Task details:
Return all lines below containing the word "Accepted".

Saved entries
════
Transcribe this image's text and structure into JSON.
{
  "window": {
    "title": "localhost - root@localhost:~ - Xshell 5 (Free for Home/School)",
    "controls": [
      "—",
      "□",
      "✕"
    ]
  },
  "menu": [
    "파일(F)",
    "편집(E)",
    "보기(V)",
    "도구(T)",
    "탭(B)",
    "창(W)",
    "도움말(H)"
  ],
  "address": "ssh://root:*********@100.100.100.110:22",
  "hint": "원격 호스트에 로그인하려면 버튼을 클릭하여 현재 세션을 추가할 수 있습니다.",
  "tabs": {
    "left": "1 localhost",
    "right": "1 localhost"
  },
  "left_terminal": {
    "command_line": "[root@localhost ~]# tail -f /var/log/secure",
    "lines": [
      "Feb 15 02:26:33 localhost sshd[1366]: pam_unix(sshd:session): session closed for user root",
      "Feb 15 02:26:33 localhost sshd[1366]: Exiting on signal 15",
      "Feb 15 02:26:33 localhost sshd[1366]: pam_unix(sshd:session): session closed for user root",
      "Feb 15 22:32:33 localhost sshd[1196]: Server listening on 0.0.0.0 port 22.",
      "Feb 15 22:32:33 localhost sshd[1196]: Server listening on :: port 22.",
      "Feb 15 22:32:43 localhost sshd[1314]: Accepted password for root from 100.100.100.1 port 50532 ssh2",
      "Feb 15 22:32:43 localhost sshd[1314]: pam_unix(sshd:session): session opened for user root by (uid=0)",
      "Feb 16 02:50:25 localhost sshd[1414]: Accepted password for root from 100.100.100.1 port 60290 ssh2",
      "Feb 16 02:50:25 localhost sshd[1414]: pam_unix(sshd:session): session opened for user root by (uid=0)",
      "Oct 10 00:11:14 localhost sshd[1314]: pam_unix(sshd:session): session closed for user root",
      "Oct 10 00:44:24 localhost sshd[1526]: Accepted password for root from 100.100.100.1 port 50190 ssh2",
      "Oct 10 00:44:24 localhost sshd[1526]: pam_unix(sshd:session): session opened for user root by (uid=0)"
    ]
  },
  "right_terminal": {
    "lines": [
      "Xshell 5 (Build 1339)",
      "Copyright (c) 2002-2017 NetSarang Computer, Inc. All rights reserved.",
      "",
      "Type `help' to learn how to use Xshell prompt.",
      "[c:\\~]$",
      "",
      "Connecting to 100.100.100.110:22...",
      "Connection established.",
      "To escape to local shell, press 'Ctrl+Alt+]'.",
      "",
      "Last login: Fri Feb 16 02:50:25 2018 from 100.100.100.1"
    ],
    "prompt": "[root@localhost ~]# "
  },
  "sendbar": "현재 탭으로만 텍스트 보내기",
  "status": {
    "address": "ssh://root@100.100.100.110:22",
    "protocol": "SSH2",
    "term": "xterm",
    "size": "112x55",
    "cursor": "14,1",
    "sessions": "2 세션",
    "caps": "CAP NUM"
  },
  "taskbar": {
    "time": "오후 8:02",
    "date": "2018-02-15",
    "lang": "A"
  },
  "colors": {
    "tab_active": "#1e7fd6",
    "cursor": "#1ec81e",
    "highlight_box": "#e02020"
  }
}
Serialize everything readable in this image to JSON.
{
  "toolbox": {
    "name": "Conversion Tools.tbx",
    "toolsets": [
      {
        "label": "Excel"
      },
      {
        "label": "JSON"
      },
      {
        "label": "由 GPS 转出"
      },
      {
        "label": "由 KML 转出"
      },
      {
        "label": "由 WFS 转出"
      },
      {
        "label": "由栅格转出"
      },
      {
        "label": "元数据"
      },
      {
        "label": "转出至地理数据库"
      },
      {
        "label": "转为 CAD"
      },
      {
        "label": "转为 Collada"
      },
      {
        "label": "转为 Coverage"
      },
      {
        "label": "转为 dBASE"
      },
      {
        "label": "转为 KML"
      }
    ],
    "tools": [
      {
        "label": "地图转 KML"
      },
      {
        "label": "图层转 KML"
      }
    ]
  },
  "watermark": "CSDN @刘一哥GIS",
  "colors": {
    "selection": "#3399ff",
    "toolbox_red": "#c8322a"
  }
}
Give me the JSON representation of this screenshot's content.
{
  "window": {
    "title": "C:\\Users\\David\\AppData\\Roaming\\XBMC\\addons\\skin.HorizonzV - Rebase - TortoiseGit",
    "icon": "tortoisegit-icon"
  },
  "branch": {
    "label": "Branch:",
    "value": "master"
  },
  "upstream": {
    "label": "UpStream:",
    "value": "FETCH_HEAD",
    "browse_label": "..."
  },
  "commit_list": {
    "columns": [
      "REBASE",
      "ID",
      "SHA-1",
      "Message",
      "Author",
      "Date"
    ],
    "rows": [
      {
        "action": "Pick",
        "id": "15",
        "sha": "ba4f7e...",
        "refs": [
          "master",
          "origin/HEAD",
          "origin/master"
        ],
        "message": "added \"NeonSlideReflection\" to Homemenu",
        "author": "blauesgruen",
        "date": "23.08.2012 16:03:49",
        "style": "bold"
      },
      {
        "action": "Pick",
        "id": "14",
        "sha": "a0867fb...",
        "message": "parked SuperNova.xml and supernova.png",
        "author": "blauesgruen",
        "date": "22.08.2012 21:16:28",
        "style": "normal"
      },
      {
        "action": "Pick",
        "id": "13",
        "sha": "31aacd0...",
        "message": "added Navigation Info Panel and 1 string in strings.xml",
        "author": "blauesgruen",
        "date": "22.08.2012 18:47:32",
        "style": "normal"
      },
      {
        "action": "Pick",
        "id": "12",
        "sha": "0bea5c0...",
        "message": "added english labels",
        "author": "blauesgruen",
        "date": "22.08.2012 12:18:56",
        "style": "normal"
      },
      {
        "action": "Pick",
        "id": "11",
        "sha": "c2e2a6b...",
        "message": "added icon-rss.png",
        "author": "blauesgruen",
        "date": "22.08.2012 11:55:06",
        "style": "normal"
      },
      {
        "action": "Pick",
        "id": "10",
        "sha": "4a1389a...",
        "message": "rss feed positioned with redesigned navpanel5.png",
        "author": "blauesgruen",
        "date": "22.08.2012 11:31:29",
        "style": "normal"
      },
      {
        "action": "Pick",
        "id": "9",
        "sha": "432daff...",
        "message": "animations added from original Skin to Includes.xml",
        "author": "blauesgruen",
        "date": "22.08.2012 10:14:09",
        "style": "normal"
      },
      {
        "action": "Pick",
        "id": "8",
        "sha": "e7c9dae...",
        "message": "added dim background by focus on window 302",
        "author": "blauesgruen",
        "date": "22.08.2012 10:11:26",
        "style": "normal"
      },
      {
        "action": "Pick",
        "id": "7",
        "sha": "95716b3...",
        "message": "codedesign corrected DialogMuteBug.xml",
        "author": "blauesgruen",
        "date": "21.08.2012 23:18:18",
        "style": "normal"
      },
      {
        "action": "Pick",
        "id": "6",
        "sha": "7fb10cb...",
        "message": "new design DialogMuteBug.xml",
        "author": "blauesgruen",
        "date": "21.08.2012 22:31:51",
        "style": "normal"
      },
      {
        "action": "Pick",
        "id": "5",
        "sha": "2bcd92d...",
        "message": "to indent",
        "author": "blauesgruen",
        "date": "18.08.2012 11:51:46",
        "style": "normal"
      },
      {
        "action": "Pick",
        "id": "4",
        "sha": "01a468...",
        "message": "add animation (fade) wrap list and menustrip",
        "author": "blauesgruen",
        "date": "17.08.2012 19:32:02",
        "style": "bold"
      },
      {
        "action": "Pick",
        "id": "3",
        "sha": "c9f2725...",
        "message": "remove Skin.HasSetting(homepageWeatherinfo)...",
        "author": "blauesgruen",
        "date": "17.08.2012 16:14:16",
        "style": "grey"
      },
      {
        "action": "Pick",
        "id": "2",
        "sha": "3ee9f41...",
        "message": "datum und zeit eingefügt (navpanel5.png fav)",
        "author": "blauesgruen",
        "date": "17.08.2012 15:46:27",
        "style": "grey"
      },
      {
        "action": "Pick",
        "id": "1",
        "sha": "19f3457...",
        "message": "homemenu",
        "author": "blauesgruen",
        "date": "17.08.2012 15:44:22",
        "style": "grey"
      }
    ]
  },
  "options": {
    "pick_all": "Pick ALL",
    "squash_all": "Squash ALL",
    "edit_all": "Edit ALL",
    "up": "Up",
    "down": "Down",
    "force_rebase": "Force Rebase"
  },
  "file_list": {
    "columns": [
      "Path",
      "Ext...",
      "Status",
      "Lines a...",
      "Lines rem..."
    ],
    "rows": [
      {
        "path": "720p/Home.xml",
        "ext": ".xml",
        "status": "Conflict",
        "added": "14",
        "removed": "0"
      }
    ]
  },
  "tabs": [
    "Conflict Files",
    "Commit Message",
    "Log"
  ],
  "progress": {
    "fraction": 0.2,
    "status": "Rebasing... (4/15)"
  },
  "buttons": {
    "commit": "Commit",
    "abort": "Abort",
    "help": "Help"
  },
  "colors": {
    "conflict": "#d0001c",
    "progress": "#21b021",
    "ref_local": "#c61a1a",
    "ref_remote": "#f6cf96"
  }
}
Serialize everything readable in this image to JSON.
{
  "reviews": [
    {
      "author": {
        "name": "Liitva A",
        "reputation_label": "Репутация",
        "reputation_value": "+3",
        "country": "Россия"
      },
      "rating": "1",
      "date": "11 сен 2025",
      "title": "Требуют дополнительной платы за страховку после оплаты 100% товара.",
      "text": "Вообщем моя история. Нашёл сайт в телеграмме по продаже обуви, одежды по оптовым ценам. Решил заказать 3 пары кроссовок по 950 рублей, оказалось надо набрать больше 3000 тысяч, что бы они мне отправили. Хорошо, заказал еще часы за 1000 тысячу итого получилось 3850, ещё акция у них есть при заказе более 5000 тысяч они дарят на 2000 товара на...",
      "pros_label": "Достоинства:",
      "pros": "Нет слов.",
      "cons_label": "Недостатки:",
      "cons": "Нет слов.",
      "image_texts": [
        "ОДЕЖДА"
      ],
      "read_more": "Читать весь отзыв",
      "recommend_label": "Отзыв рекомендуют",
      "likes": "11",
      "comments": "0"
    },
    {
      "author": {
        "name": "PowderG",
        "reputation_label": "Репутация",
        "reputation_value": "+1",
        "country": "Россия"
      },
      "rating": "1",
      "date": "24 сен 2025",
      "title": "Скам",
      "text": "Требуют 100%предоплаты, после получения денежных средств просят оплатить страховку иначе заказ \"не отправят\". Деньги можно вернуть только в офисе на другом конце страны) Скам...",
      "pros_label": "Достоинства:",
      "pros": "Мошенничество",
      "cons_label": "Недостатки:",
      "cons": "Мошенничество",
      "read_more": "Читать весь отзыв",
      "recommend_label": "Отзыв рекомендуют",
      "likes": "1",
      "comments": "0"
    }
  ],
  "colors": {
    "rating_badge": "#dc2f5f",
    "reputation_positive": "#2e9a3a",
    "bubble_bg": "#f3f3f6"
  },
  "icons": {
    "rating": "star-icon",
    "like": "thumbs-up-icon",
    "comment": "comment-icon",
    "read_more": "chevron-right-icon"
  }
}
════
Output:
      "Feb 15 22:32:43 localhost sshd[1314]: Accepted password for root from 100.100.100.1 port 50532 ssh2",
      "Feb 16 02:50:25 localhost sshd[1414]: Accepted password for root from 100.100.100.1 port 60290 ssh2",
      "Oct 10 00:44:24 localhost sshd[1526]: Accepted password for root from 100.100.100.1 port 50190 ssh2",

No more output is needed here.